Before we get started, we should say that we have high hopes for the future of organic dog ownership. Come on, AIBOs
have WiFi, a camera and can be programmed to do a wide variety of tasks, and speak in many voices and languages.
There's no reason (besides nature, of course) that our organic dogs shouldn't at least stay competitive with their
Communicating with your dog
In early 2003, the Takara Company in Japan released the
Bow-Lingual Bark translator. The way it works (and we do use
the word "work" loosely) is, your dog wears a small transmitter on its collar, and when poochie barks it transmits to
the receiver, and then translates to one of 200 phrases.
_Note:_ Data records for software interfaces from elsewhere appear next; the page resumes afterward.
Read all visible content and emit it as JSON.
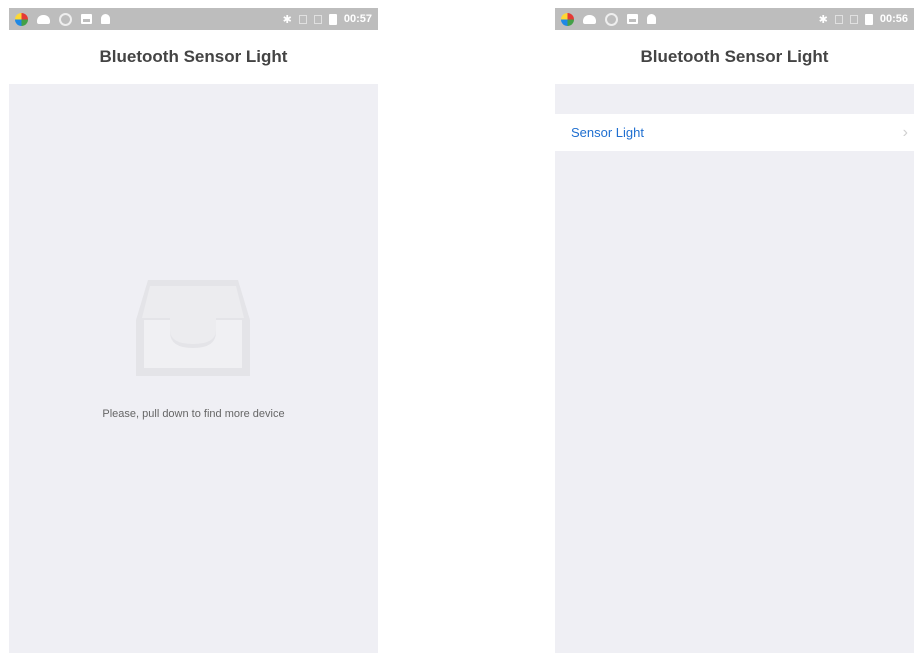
{
  "left_screen": {
    "status_bar": {
      "time": "00:57",
      "bluetooth_glyph": "✱"
    },
    "nav": {
      "title": "Bluetooth Sensor Light"
    },
    "empty_state": {
      "icon": "inbox-tray-icon",
      "message": "Please, pull down to find more device"
    }
  },
  "right_screen": {
    "status_bar": {
      "time": "00:56",
      "bluetooth_glyph": "✱"
    },
    "nav": {
      "title": "Bluetooth Sensor Light"
    },
    "devices": [
      {
        "label": "Sensor Light",
        "chevron": "›"
      }
    ]
  },
  "colors": {
    "status_bar": "#bdbdbd",
    "content_background": "#efeff4",
    "link_blue": "#1f6fd0",
    "title_text": "#444444"
  }
}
You can also review all the sounds throughout the day for an overall view of your dog's mood. Thousands of dog barks
were recorded and analyzed from most dog breeds (a Chihauhua will have a different voice print than an Irish
Does it work? In our tests, we're pretty sure our dog only says, "Hey," "Hey," "Hey," and, "Hey".
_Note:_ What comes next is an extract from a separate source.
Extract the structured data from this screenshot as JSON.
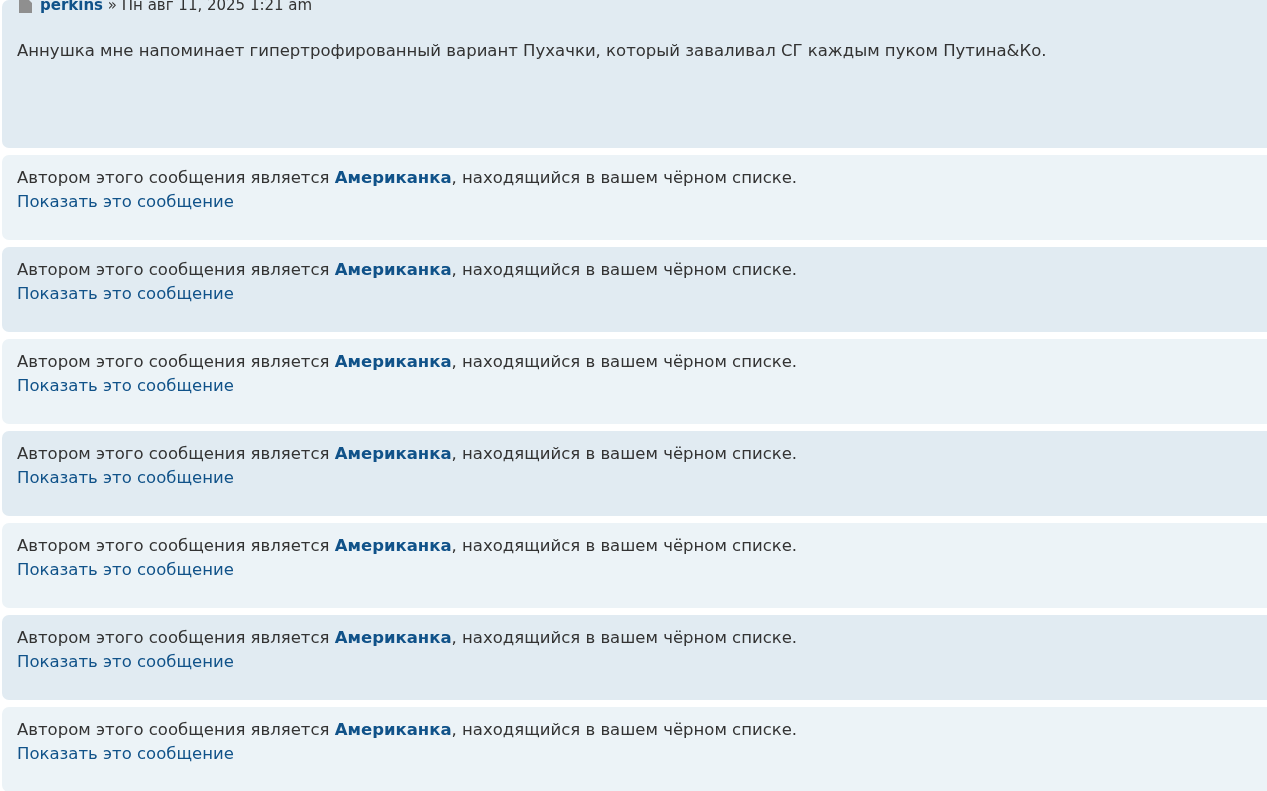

Calling your dog
Next up, is the dog cell phone from PetsCell
we covered before. This phone can be used to either call
your dog, or with the press of a button call you (say, if your dog gets lost). It's also got GPS tracking, so your dog
could be located if needed. (Don't worry though, Rover's probably just out sniffing something's butt.) On the website,
the scenario presented is a woman calling her dog telling him he should be home soon. While we don't think that's a
likely use, the GPS location feature could come in handy provided the unit was small enough and it could be powered for
weeks to months at a time on a single charge.
E-Tags for dogs
New on the scene is the Dog-e-Tag (also one we
covered). The tag is a small device which displays up to 10 lines of 40 characters, such as your dog's name, phone
number, license, and RSS feed—you know, all the things normally found on a dog collar (what, your dog doesn't have a
When pressed it also glows in the dark. You can almost fit all of the
DeCSS code on it, not that we tried or
TOMY of Japan are also introducing a doggie 3.5 megapixel
digital camera (below) that can be worn around its neck,
along with a remote control to trigger the camera. Photos can later be downloaded to a Mac or PC via USB. It's unclear
if it offers a timer function, but regardless that gave us an idea and we made our own version.
Last week we showed you how to make your own
digital camera that automatically took photos from a
digital camera by using a timer chip.
We started to look around and see if there were any small cameras which could be used with our dog's collar; we came
across one not only diminutive enough, but that could also take photos automatically every minute!
The James Bond Stealth Camera from ThinkGeek.
Obviously, since the timer feature was built in we didn't need to hack apart the camera. You can imagine our
Using some fishing wire and the dog's collar we had a pretty good way to attach it.
We looped the string through the battery door and then closed it (and taped it).
Then we tied the string to the dogs collar and it set the camera to take a photo every minute.
Over the course of a day or so, we had the dog take photos. Most of them were pretty good, for a dog.
Gallery of photos taken by a dog
That's just about all we got for now. We know the tech world isn't done outfitting our animals with all sorts of
gear, but it's a good start, right? Translator, wearable tracker/cellphone, electronic ID, and moblogging gear isn't
too bad for a mean little beast without opposable thumbs if you ask us. So next time someone tries to show off their
AIBO, challenge them to a face-off with your cyborg dog, and see who comes out on top. Somehow we have a feeling it'll
be the one who understands sic 'em, boy!
Phillip Torrone can be reached via his personal site: